Monday, March 22, 2004

First, a happy birthday to my main man William Shatner. (Leonard Nimoy's is coming up in a few days- same age.)

Anything else to report before I get to Shapiro? Yeah, sure. The gal I saw last week isn't interested (sniff), but she wants to consider friends for me. And now I have other "offers" too. It's funny how things work out- job, dates, etc. when they're least expected and/or unlikely. God is being good to me lately, not that I deserve it. Praise Him!

I guess I'll miss the Cardozo Federalists event tonight. It's cold and I'm tired- and I don't have the details.

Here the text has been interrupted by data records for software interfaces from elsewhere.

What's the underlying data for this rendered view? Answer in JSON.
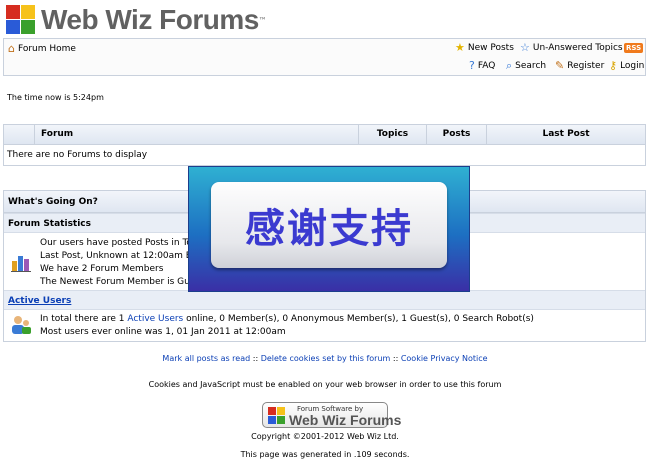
{
  "logo": {
    "text": "Web Wiz Forums",
    "tm": "™"
  },
  "nav": {
    "forum_home": "Forum Home",
    "new_posts": "New Posts",
    "unanswered": "Un-Answered Topics",
    "rss": "RSS",
    "faq": "FAQ",
    "search": "Search",
    "register": "Register",
    "login": "Login"
  },
  "time_text": "The time now is 5:24pm",
  "forum_table": {
    "columns": [
      "Forum",
      "Topics",
      "Posts",
      "Last Post"
    ],
    "empty": "There are no Forums to display"
  },
  "whats_going_on": {
    "title": "What's Going On?",
    "stats_title": "Forum Statistics",
    "stats_lines": [
      "Our users have posted Posts in To",
      "Last Post, Unknown at 12:00am E",
      "We have 2 Forum Members",
      "The Newest Forum Member is Gu"
    ],
    "active_title": "Active Users",
    "active_prefix": "In total there are 1 ",
    "active_link": "Active Users",
    "active_suffix": " online, 0 Member(s), 0 Anonymous Member(s), 1 Guest(s), 0 Search Robot(s)",
    "most_users": "Most users ever online was 1, 01 Jan 2011 at 12:00am"
  },
  "overlay_text": "感谢支持",
  "footer": {
    "mark_read": "Mark all posts as read",
    "sep": " :: ",
    "delete_cookies": "Delete cookies set by this forum",
    "cookie_privacy": "Cookie Privacy Notice",
    "cookies_note": "Cookies and JavaScript must be enabled on your web browser in order to use this forum",
    "badge_small": "Forum Software by",
    "badge_big": "Web Wiz Forums",
    "copyright": "Copyright ©2001-2012 Web Wiz Ltd.",
    "generated": "This page was generated in .109 seconds."
  },
  "colors": {
    "link": "#0b3fb5",
    "logo_red": "#d62d20",
    "logo_green": "#3aa02c",
    "logo_blue": "#2a5bd7",
    "logo_yellow": "#f6c21a"
  }
}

Why does the Jewish Week think it's productive to have high school kids tell us their half-baked (or, more often completely raw), ideas on various topics of import? As Graham Chapman would say, "Stop it, it's getting silly."

Hmmm...I could go on with various LammTrivia, but let's go to Shapiro.

He likes handouts, I see, which is nice. His main point was about mistakes in the Rambam- that is, places where the Rambam quotes a pasuk or midrash from memory, and gets it wrong. Now, it's clear as day that Shapiro has an agenda, here and elsewhere. To put it simply, Shapiro would like to stir things up. He sees himself as someone who's going to turn the Jewish comunity upside-down. In this instance, he's fighting against people making chakiras in the Rambam- after all, if the Rambam made mistakes (as he himself admitted), then why split hairs trying to explain apparent errors and/or contradictions? And, of course, this goes further- starting with this, it becomes easier to rejuggle halakhic ideas and long-held firm beliefs (such as, dare I say it, the Ani Maamins).

Now there are those- even those who know Shapiro well- who don't quite get this about him. They begin analysis of him as if he was writing solid academic stuff only, and critique him based on that. Thus, they can say, for example, "Ah, but Dr. Shapiro- just because people argued with individual Ani Maamins doesn't mean they're illegitimate!" and so on. I'm not taking sides in any of this- but I'd like to point out that it's irrelevant, as I'll show below.

Others "see" what Shapiro is aiming at- and find it wrong. "Ah, Dr. Shapiro- you show how German Jewish leaders wrote a letter to Hitler without providing context- context of the decadence of Weimar, or the lack of understanding of Nazi anti-Semitism, and so on. You're a sensationalist!" The last point is true- but I don't have a problem with that.

You see, I think Orthodoxy has settled into certain rigid modes of thinking. And I think Shapiro (or anyone)has to shake it up. "No! The Ani Maamins (even individually) were not universally accepted! Yes! The Seridei Aish had Reform friends! Yes! The Rambam made mistakes!" I don't know if he's out to make wider points, or have deeper effects. But in this much, at least, he's doing a good thing. Point out uncomfortable truths (and, despite what one questioner asked, the truth is the truth), shake people up, make them think. And as that Twilight Zone episode (The Monsters Are Due on Maple Street) said, sit back and watch what happens. Of course, perhaps some guidance is good, so things don't spin out of control- but there's not much of that either nowadays.

Anyway, that's what I saw at the conference. Then I hit all my Broadway spots- Virgin, Forbidden Planet, Strand, Tower. Got the Sherman CD, which has nice liner notes. Home, bed, wake, shul, work, here...Monday evening.